(EXCERPTED DATA)

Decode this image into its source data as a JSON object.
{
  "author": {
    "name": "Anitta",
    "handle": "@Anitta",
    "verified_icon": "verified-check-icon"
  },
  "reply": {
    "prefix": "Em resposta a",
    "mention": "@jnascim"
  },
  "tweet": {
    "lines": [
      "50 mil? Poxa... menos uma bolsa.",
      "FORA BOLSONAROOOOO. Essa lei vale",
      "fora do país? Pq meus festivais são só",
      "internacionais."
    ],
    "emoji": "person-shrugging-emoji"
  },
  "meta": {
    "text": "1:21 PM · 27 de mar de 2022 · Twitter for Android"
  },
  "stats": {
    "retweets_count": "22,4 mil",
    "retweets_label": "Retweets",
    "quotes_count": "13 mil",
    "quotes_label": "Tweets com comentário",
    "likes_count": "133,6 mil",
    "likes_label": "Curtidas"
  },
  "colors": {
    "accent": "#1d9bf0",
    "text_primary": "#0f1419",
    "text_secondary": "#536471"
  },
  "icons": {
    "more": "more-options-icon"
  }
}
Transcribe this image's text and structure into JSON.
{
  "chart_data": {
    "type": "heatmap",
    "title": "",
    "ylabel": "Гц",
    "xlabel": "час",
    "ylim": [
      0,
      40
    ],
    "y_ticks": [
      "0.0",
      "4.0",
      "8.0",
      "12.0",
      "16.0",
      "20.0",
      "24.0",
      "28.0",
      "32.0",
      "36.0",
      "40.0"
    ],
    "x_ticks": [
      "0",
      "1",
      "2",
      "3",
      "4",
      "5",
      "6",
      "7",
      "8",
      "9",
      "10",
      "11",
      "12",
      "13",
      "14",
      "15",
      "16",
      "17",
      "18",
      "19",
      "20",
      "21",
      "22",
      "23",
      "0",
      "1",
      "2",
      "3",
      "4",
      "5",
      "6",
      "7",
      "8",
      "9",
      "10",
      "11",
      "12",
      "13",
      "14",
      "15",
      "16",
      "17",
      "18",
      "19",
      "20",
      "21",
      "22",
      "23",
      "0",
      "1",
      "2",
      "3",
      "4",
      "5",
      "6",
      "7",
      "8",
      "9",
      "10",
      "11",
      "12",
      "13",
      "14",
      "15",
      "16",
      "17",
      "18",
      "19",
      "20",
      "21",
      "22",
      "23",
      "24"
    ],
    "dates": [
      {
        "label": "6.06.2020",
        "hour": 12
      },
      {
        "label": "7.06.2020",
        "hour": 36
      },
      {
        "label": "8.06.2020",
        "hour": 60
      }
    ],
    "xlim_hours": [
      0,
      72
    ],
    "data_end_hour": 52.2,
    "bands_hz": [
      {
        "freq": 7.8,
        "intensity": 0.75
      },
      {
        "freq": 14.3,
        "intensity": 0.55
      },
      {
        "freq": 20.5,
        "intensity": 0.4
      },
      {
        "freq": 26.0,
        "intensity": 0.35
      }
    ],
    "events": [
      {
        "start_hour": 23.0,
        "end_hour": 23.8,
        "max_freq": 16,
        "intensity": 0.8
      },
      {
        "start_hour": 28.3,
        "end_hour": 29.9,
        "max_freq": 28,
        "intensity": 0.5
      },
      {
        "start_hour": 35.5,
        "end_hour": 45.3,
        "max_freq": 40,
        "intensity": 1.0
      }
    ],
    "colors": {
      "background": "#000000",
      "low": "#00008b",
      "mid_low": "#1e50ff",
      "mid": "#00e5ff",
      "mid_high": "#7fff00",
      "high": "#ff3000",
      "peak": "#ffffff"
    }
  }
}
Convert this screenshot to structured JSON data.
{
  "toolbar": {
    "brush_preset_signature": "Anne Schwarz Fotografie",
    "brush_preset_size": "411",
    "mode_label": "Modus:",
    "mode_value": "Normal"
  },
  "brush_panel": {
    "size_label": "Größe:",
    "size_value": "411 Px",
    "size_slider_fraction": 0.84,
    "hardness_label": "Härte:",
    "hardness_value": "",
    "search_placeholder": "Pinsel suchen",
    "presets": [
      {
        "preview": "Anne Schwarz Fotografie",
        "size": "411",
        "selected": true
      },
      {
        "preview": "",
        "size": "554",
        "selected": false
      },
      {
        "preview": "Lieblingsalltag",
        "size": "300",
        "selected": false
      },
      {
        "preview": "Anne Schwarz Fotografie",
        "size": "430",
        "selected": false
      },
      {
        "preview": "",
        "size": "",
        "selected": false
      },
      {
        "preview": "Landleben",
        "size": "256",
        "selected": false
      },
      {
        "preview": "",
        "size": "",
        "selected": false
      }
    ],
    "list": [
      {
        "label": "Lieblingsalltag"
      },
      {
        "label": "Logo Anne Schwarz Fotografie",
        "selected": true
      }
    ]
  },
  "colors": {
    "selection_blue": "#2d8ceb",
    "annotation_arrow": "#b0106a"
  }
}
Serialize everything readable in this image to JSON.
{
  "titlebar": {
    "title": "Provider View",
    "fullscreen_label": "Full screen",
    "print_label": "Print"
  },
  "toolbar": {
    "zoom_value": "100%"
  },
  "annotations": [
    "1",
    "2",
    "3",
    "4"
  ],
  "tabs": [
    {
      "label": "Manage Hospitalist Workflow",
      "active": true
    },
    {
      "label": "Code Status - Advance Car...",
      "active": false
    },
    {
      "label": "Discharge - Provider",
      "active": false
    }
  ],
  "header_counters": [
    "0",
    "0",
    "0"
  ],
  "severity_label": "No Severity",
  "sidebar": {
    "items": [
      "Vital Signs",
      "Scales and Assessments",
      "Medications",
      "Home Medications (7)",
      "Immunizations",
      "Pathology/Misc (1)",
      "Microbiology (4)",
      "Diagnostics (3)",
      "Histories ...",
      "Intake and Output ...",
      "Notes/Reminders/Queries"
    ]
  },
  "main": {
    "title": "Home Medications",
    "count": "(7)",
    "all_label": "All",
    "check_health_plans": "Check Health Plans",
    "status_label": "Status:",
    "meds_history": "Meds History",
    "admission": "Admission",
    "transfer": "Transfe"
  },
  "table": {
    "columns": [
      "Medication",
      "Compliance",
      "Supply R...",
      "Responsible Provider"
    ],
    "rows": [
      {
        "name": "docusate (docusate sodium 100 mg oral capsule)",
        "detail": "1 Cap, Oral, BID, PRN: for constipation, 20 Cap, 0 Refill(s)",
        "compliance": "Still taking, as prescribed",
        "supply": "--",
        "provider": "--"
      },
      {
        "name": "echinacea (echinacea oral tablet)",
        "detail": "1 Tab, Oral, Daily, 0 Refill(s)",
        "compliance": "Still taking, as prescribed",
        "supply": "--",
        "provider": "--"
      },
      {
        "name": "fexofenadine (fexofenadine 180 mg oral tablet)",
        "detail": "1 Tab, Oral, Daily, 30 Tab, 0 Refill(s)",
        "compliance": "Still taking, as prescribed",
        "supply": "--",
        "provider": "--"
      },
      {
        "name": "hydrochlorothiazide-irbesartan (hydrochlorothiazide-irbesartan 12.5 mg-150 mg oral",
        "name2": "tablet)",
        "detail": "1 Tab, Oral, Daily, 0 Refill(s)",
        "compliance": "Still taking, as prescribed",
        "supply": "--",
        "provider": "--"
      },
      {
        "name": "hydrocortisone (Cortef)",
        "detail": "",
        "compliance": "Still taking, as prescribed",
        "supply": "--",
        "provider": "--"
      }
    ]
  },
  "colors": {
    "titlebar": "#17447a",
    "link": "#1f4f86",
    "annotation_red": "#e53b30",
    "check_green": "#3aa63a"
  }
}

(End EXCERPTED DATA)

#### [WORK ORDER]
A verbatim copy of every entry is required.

#### [EXERCISE RESULT]
Decode this image into its source data as a JSON object.
{
  "author": {
    "name": "Anitta",
    "handle": "@Anitta",
    "verified_icon": "verified-check-icon"
  },
  "reply": {
    "prefix": "Em resposta a",
    "mention": "@jnascim"
  },
  "tweet": {
    "lines": [
      "50 mil? Poxa... menos uma bolsa.",
      "FORA BOLSONAROOOOO. Essa lei vale",
      "fora do país? Pq meus festivais são só",
      "internacionais."
    ],
    "emoji": "person-shrugging-emoji"
  },
  "meta": {
    "text": "1:21 PM · 27 de mar de 2022 · Twitter for Android"
  },
  "stats": {
    "retweets_count": "22,4 mil",
    "retweets_label": "Retweets",
    "quotes_count": "13 mil",
    "quotes_label": "Tweets com comentário",
    "likes_count": "133,6 mil",
    "likes_label": "Curtidas"
  },
  "colors": {
    "accent": "#1d9bf0",
    "text_primary": "#0f1419",
    "text_secondary": "#536471"
  },
  "icons": {
    "more": "more-options-icon"
  }
}
Transcribe this image's text and structure into JSON.
{
  "chart_data": {
    "type": "heatmap",
    "title": "",
    "ylabel": "Гц",
    "xlabel": "час",
    "ylim": [
      0,
      40
    ],
    "y_ticks": [
      "0.0",
      "4.0",
      "8.0",
      "12.0",
      "16.0",
      "20.0",
      "24.0",
      "28.0",
      "32.0",
      "36.0",
      "40.0"
    ],
    "x_ticks": [
      "0",
      "1",
      "2",
      "3",
      "4",
      "5",
      "6",
      "7",
      "8",
      "9",
      "10",
      "11",
      "12",
      "13",
      "14",
      "15",
      "16",
      "17",
      "18",
      "19",
      "20",
      "21",
      "22",
      "23",
      "0",
      "1",
      "2",
      "3",
      "4",
      "5",
      "6",
      "7",
      "8",
      "9",
      "10",
      "11",
      "12",
      "13",
      "14",
      "15",
      "16",
      "17",
      "18",
      "19",
      "20",
      "21",
      "22",
      "23",
      "0",
      "1",
      "2",
      "3",
      "4",
      "5",
      "6",
      "7",
      "8",
      "9",
      "10",
      "11",
      "12",
      "13",
      "14",
      "15",
      "16",
      "17",
      "18",
      "19",
      "20",
      "21",
      "22",
      "23",
      "24"
    ],
    "dates": [
      {
        "label": "6.06.2020",
        "hour": 12
      },
      {
        "label": "7.06.2020",
        "hour": 36
      },
      {
        "label": "8.06.2020",
        "hour": 60
      }
    ],
    "xlim_hours": [
      0,
      72
    ],
    "data_end_hour": 52.2,
    "bands_hz": [
      {
        "freq": 7.8,
        "intensity": 0.75
      },
      {
        "freq": 14.3,
        "intensity": 0.55
      },
      {
        "freq": 20.5,
        "intensity": 0.4
      },
      {
        "freq": 26.0,
        "intensity": 0.35
      }
    ],
    "events": [
      {
        "start_hour": 23.0,
        "end_hour": 23.8,
        "max_freq": 16,
        "intensity": 0.8
      },
      {
        "start_hour": 28.3,
        "end_hour": 29.9,
        "max_freq": 28,
        "intensity": 0.5
      },
      {
        "start_hour": 35.5,
        "end_hour": 45.3,
        "max_freq": 40,
        "intensity": 1.0
      }
    ],
    "colors": {
      "background": "#000000",
      "low": "#00008b",
      "mid_low": "#1e50ff",
      "mid": "#00e5ff",
      "mid_high": "#7fff00",
      "high": "#ff3000",
      "peak": "#ffffff"
    }
  }
}
Convert this screenshot to structured JSON data.
{
  "toolbar": {
    "brush_preset_signature": "Anne Schwarz Fotografie",
    "brush_preset_size": "411",
    "mode_label": "Modus:",
    "mode_value": "Normal"
  },
  "brush_panel": {
    "size_label": "Größe:",
    "size_value": "411 Px",
    "size_slider_fraction": 0.84,
    "hardness_label": "Härte:",
    "hardness_value": "",
    "search_placeholder": "Pinsel suchen",
    "presets": [
      {
        "preview": "Anne Schwarz Fotografie",
        "size": "411",
        "selected": true
      },
      {
        "preview": "",
        "size": "554",
        "selected": false
      },
      {
        "preview": "Lieblingsalltag",
        "size": "300",
        "selected": false
      },
      {
        "preview": "Anne Schwarz Fotografie",
        "size": "430",
        "selected": false
      },
      {
        "preview": "",
        "size": "",
        "selected": false
      },
      {
        "preview": "Landleben",
        "size": "256",
        "selected": false
      },
      {
        "preview": "",
        "size": "",
        "selected": false
      }
    ],
    "list": [
      {
        "label": "Lieblingsalltag"
      },
      {
        "label": "Logo Anne Schwarz Fotografie",
        "selected": true
      }
    ]
  },
  "colors": {
    "selection_blue": "#2d8ceb",
    "annotation_arrow": "#b0106a"
  }
}
Serialize everything readable in this image to JSON.
{
  "titlebar": {
    "title": "Provider View",
    "fullscreen_label": "Full screen",
    "print_label": "Print"
  },
  "toolbar": {
    "zoom_value": "100%"
  },
  "annotations": [
    "1",
    "2",
    "3",
    "4"
  ],
  "tabs": [
    {
      "label": "Manage Hospitalist Workflow",
      "active": true
    },
    {
      "label": "Code Status - Advance Car...",
      "active": false
    },
    {
      "label": "Discharge - Provider",
      "active": false
    }
  ],
  "header_counters": [
    "0",
    "0",
    "0"
  ],
  "severity_label": "No Severity",
  "sidebar": {
    "items": [
      "Vital Signs",
      "Scales and Assessments",
      "Medications",
      "Home Medications (7)",
      "Immunizations",
      "Pathology/Misc (1)",
      "Microbiology (4)",
      "Diagnostics (3)",
      "Histories ...",
      "Intake and Output ...",
      "Notes/Reminders/Queries"
    ]
  },
  "main": {
    "title": "Home Medications",
    "count": "(7)",
    "all_label": "All",
    "check_health_plans": "Check Health Plans",
    "status_label": "Status:",
    "meds_history": "Meds History",
    "admission": "Admission",
    "transfer": "Transfe"
  },
  "table": {
    "columns": [
      "Medication",
      "Compliance",
      "Supply R...",
      "Responsible Provider"
    ],
    "rows": [
      {
        "name": "docusate (docusate sodium 100 mg oral capsule)",
        "detail": "1 Cap, Oral, BID, PRN: for constipation, 20 Cap, 0 Refill(s)",
        "compliance": "Still taking, as prescribed",
        "supply": "--",
        "provider": "--"
      },
      {
        "name": "echinacea (echinacea oral tablet)",
        "detail": "1 Tab, Oral, Daily, 0 Refill(s)",
        "compliance": "Still taking, as prescribed",
        "supply": "--",
        "provider": "--"
      },
      {
        "name": "fexofenadine (fexofenadine 180 mg oral tablet)",
        "detail": "1 Tab, Oral, Daily, 30 Tab, 0 Refill(s)",
        "compliance": "Still taking, as prescribed",
        "supply": "--",
        "provider": "--"
      },
      {
        "name": "hydrochlorothiazide-irbesartan (hydrochlorothiazide-irbesartan 12.5 mg-150 mg oral",
        "name2": "tablet)",
        "detail": "1 Tab, Oral, Daily, 0 Refill(s)",
        "compliance": "Still taking, as prescribed",
        "supply": "--",
        "provider": "--"
      },
      {
        "name": "hydrocortisone (Cortef)",
        "detail": "",
        "compliance": "Still taking, as prescribed",
        "supply": "--",
        "provider": "--"
      }
    ]
  },
  "colors": {
    "titlebar": "#17447a",
    "link": "#1f4f86",
    "annotation_red": "#e53b30",
    "check_green": "#3aa63a"
  }
}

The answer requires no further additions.